Well, maybe he wasn't invited to the premieres, but there were plenty of them and there always have been.
Back in the fall of 1986, McInerney and his editor, Gary Fisketjon, spent most cocktail hours holed up in the latter's office at the Atlantic Monthly Press — where this reporter was the publicity director — toasting themselves while the rest of the city functioned quite nicely.
I used to see them as I passed Fisketjon's office on my way out to those events. But McInerney and friends always possessed the self-importance of outsiders who had no interest in what was happening in the world beyond their own.
If everyone had really done as McInerney said on a daily basis, an entire generation would be missing from the New York scene.
Ironically, the rest of the people who were well known from that time are alive, kicking and prolific. "Slaves of New York" writer Tama Janowitz, for example, is about to publish a terrific new collection of essays.
Meanwhile, "Bright Lights" — the title was taken from an old blues song — ranked at number 17,961 on Amazon.com as of last night.
Finally: The joint was jumping at Elaine's last night, where diners included former Kennedy speechwriter Richard Goodwin (who predicted a John Kerry win on Tuesday), actress/memoirist Tatum O'Neal (eating with Court TV's Lauren Howard), authors Gay Talese, Carol Higgins Clark and newly minted award-winning writer Alison Clark, plus the ravishingly beauteous Marisa Berenson, writer Jill Brooke, "Today" fashion maven Judy Gordon, "Celestine Prophecy" producer Beverly Camhe, news anchor Marvin Scott, Forbes PR star Monie Begley, "Broadcasting & Cable" editor Max Robins and Men's Health editor Dave Zinczenko.
TV producer Russ Kagan was also there with his pal, talent agent Jim Sarnoff, celebrating the "overnight" success of two clients: CBS's "Guiding Light" executive producer Ellen Wheeler and head writer David Kreizman.
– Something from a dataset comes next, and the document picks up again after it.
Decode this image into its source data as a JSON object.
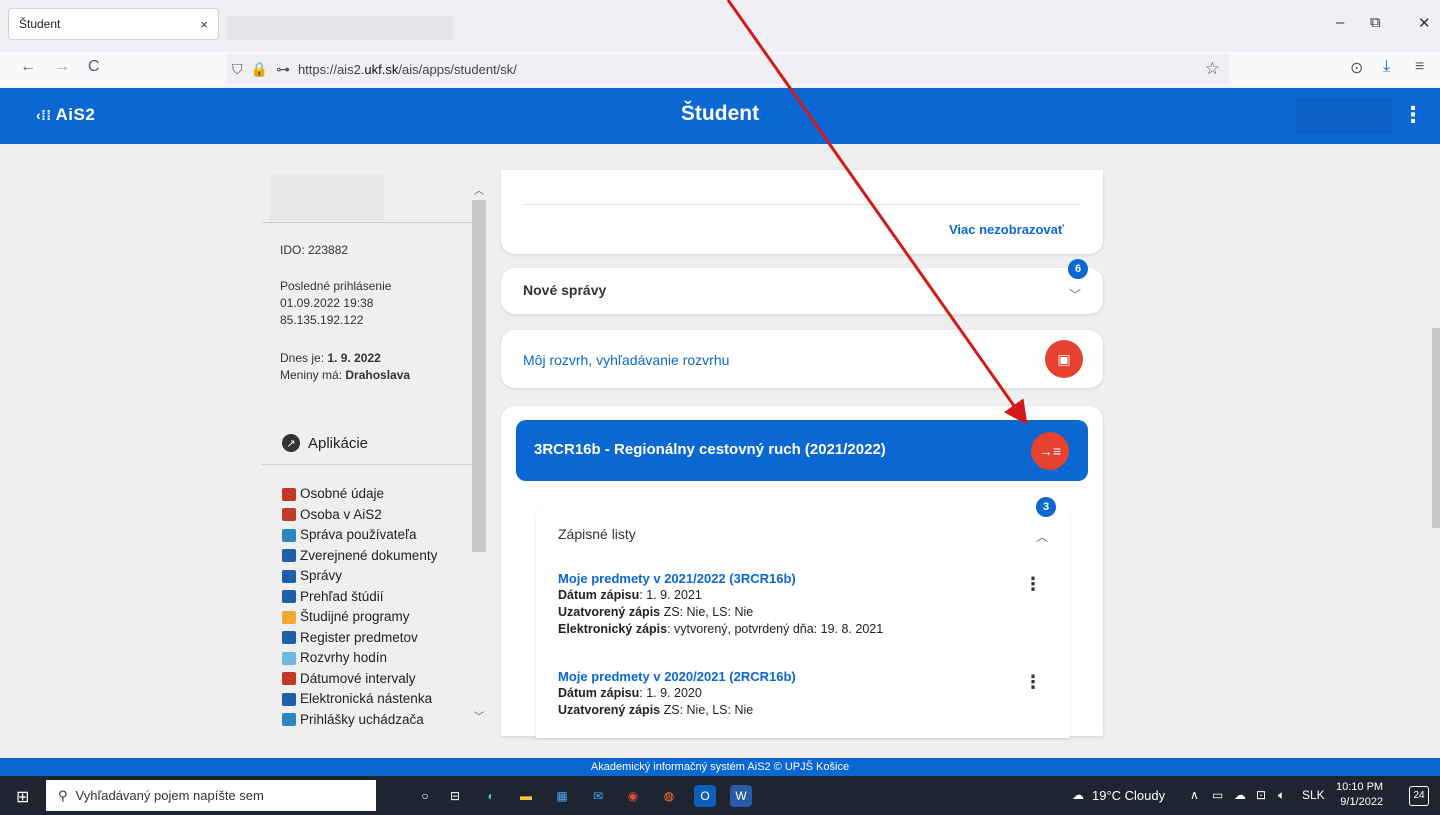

In just a few weeks the pair has resuscitated the crippled soap in ways no one would have expected — including finding a hot young actor named Tom Pelphrey. Bravo!